### DATA EXCERPTS

######

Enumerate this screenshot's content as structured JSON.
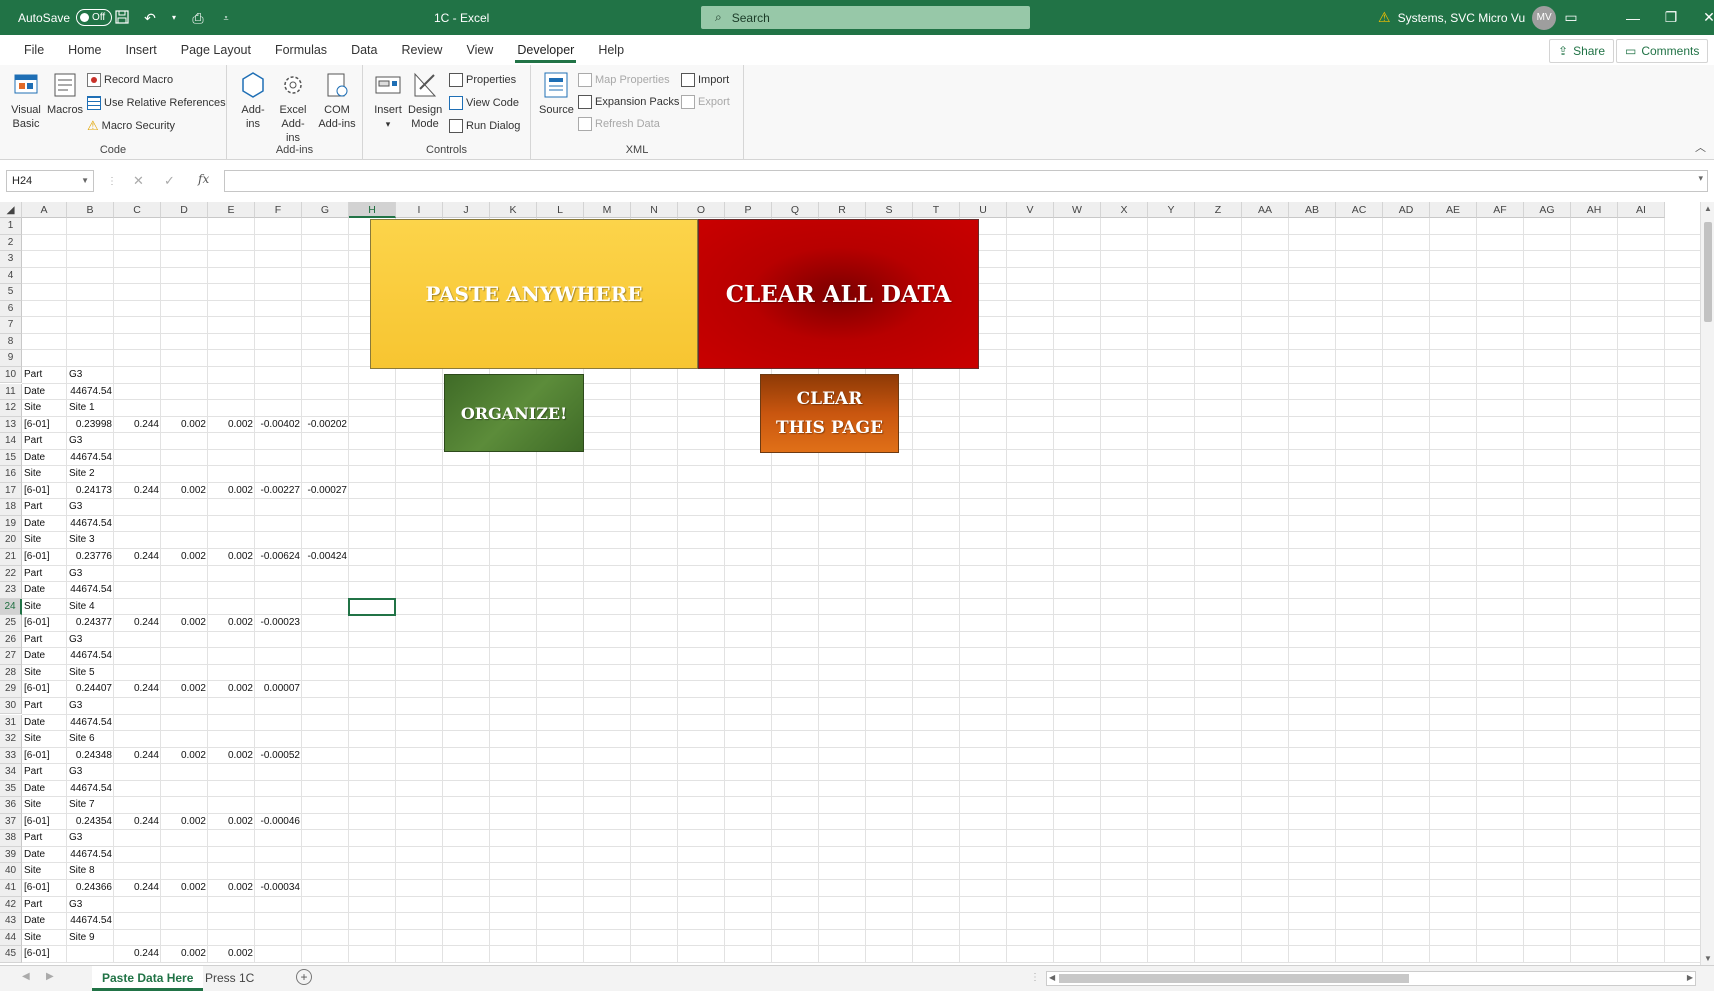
{
  "titlebar": {
    "autosave_label": "AutoSave",
    "autosave_state": "Off",
    "doc_title": "1C  -  Excel",
    "search_placeholder": "Search",
    "account_name": "Systems, SVC Micro Vu",
    "avatar_initials": "MV"
  },
  "menu": {
    "tabs": [
      "File",
      "Home",
      "Insert",
      "Page Layout",
      "Formulas",
      "Data",
      "Review",
      "View",
      "Developer",
      "Help"
    ],
    "active_tab": "Developer",
    "share_label": "Share",
    "comments_label": "Comments"
  },
  "ribbon": {
    "code": {
      "label": "Code",
      "visual_basic": "Visual Basic",
      "macros": "Macros",
      "record_macro": "Record Macro",
      "use_relative": "Use Relative References",
      "macro_security": "Macro Security"
    },
    "addins": {
      "label": "Add-ins",
      "addins": "Add-ins",
      "excel_addins": "Excel Add-ins",
      "com_addins": "COM Add-ins"
    },
    "controls": {
      "label": "Controls",
      "insert": "Insert",
      "design_mode": "Design Mode",
      "properties": "Properties",
      "view_code": "View Code",
      "run_dialog": "Run Dialog"
    },
    "xml": {
      "label": "XML",
      "source": "Source",
      "map_properties": "Map Properties",
      "expansion_packs": "Expansion Packs",
      "refresh_data": "Refresh Data",
      "import": "Import",
      "export": "Export"
    }
  },
  "formula_bar": {
    "name_box": "H24",
    "fx_label": "fx",
    "formula": ""
  },
  "columns": [
    "A",
    "B",
    "C",
    "D",
    "E",
    "F",
    "G",
    "H",
    "I",
    "J",
    "K",
    "L",
    "M",
    "N",
    "O",
    "P",
    "Q",
    "R",
    "S",
    "T",
    "U",
    "V",
    "W",
    "X",
    "Y",
    "Z",
    "AA",
    "AB",
    "AC",
    "AD",
    "AE",
    "AF",
    "AG",
    "AH",
    "AI"
  ],
  "selected_cell": {
    "col": "H",
    "row": 24
  },
  "rows": [
    {
      "n": 1,
      "cells": []
    },
    {
      "n": 2,
      "cells": []
    },
    {
      "n": 3,
      "cells": []
    },
    {
      "n": 4,
      "cells": []
    },
    {
      "n": 5,
      "cells": []
    },
    {
      "n": 6,
      "cells": []
    },
    {
      "n": 7,
      "cells": []
    },
    {
      "n": 8,
      "cells": []
    },
    {
      "n": 9,
      "cells": []
    },
    {
      "n": 10,
      "cells": [
        "Part",
        "G3"
      ]
    },
    {
      "n": 11,
      "cells": [
        "Date",
        "44674.54"
      ]
    },
    {
      "n": 12,
      "cells": [
        "Site",
        "Site 1"
      ]
    },
    {
      "n": 13,
      "cells": [
        "[6-01]",
        "0.23998",
        "0.244",
        "0.002",
        "0.002",
        "-0.00402",
        "-0.00202"
      ]
    },
    {
      "n": 14,
      "cells": [
        "Part",
        "G3"
      ]
    },
    {
      "n": 15,
      "cells": [
        "Date",
        "44674.54"
      ]
    },
    {
      "n": 16,
      "cells": [
        "Site",
        "Site 2"
      ]
    },
    {
      "n": 17,
      "cells": [
        "[6-01]",
        "0.24173",
        "0.244",
        "0.002",
        "0.002",
        "-0.00227",
        "-0.00027"
      ]
    },
    {
      "n": 18,
      "cells": [
        "Part",
        "G3"
      ]
    },
    {
      "n": 19,
      "cells": [
        "Date",
        "44674.54"
      ]
    },
    {
      "n": 20,
      "cells": [
        "Site",
        "Site 3"
      ]
    },
    {
      "n": 21,
      "cells": [
        "[6-01]",
        "0.23776",
        "0.244",
        "0.002",
        "0.002",
        "-0.00624",
        "-0.00424"
      ]
    },
    {
      "n": 22,
      "cells": [
        "Part",
        "G3"
      ]
    },
    {
      "n": 23,
      "cells": [
        "Date",
        "44674.54"
      ]
    },
    {
      "n": 24,
      "cells": [
        "Site",
        "Site 4"
      ]
    },
    {
      "n": 25,
      "cells": [
        "[6-01]",
        "0.24377",
        "0.244",
        "0.002",
        "0.002",
        "-0.00023"
      ]
    },
    {
      "n": 26,
      "cells": [
        "Part",
        "G3"
      ]
    },
    {
      "n": 27,
      "cells": [
        "Date",
        "44674.54"
      ]
    },
    {
      "n": 28,
      "cells": [
        "Site",
        "Site 5"
      ]
    },
    {
      "n": 29,
      "cells": [
        "[6-01]",
        "0.24407",
        "0.244",
        "0.002",
        "0.002",
        "0.00007"
      ]
    },
    {
      "n": 30,
      "cells": [
        "Part",
        "G3"
      ]
    },
    {
      "n": 31,
      "cells": [
        "Date",
        "44674.54"
      ]
    },
    {
      "n": 32,
      "cells": [
        "Site",
        "Site 6"
      ]
    },
    {
      "n": 33,
      "cells": [
        "[6-01]",
        "0.24348",
        "0.244",
        "0.002",
        "0.002",
        "-0.00052"
      ]
    },
    {
      "n": 34,
      "cells": [
        "Part",
        "G3"
      ]
    },
    {
      "n": 35,
      "cells": [
        "Date",
        "44674.54"
      ]
    },
    {
      "n": 36,
      "cells": [
        "Site",
        "Site 7"
      ]
    },
    {
      "n": 37,
      "cells": [
        "[6-01]",
        "0.24354",
        "0.244",
        "0.002",
        "0.002",
        "-0.00046"
      ]
    },
    {
      "n": 38,
      "cells": [
        "Part",
        "G3"
      ]
    },
    {
      "n": 39,
      "cells": [
        "Date",
        "44674.54"
      ]
    },
    {
      "n": 40,
      "cells": [
        "Site",
        "Site 8"
      ]
    },
    {
      "n": 41,
      "cells": [
        "[6-01]",
        "0.24366",
        "0.244",
        "0.002",
        "0.002",
        "-0.00034"
      ]
    },
    {
      "n": 42,
      "cells": [
        "Part",
        "G3"
      ]
    },
    {
      "n": 43,
      "cells": [
        "Date",
        "44674.54"
      ]
    },
    {
      "n": 44,
      "cells": [
        "Site",
        "Site 9"
      ]
    },
    {
      "n": 45,
      "cells": [
        "[6-01]",
        "",
        "0.244",
        "0.002",
        "0.002"
      ]
    }
  ],
  "shapes": {
    "paste_anywhere": {
      "label": "PASTE ANYWHERE",
      "color": "#f9c83a"
    },
    "clear_all_data": {
      "label": "CLEAR ALL DATA",
      "color": "#b80000"
    },
    "organize": {
      "label": "ORGANIZE!",
      "color": "#4c7a31"
    },
    "clear_this_page": {
      "label": "CLEAR\nTHIS PAGE",
      "color": "#c35a12"
    }
  },
  "sheets": {
    "tabs": [
      "Paste Data Here",
      "Press 1C"
    ],
    "active": "Paste Data Here"
  },
  "colors": {
    "accent": "#217346"
  }
}
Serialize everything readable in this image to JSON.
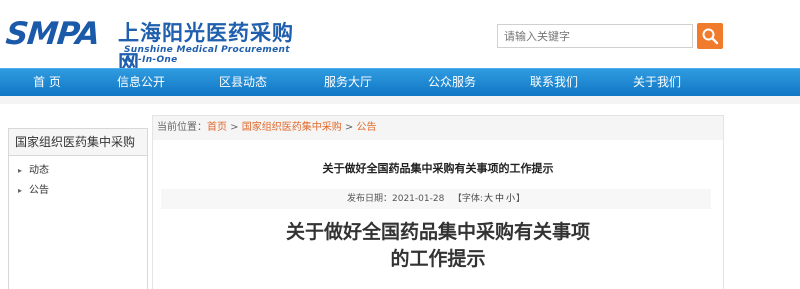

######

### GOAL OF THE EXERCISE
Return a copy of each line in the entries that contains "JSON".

### TASK SOLUTION
Enumerate this screenshot's content as structured JSON.
Serialize everything readable in this image to JSON.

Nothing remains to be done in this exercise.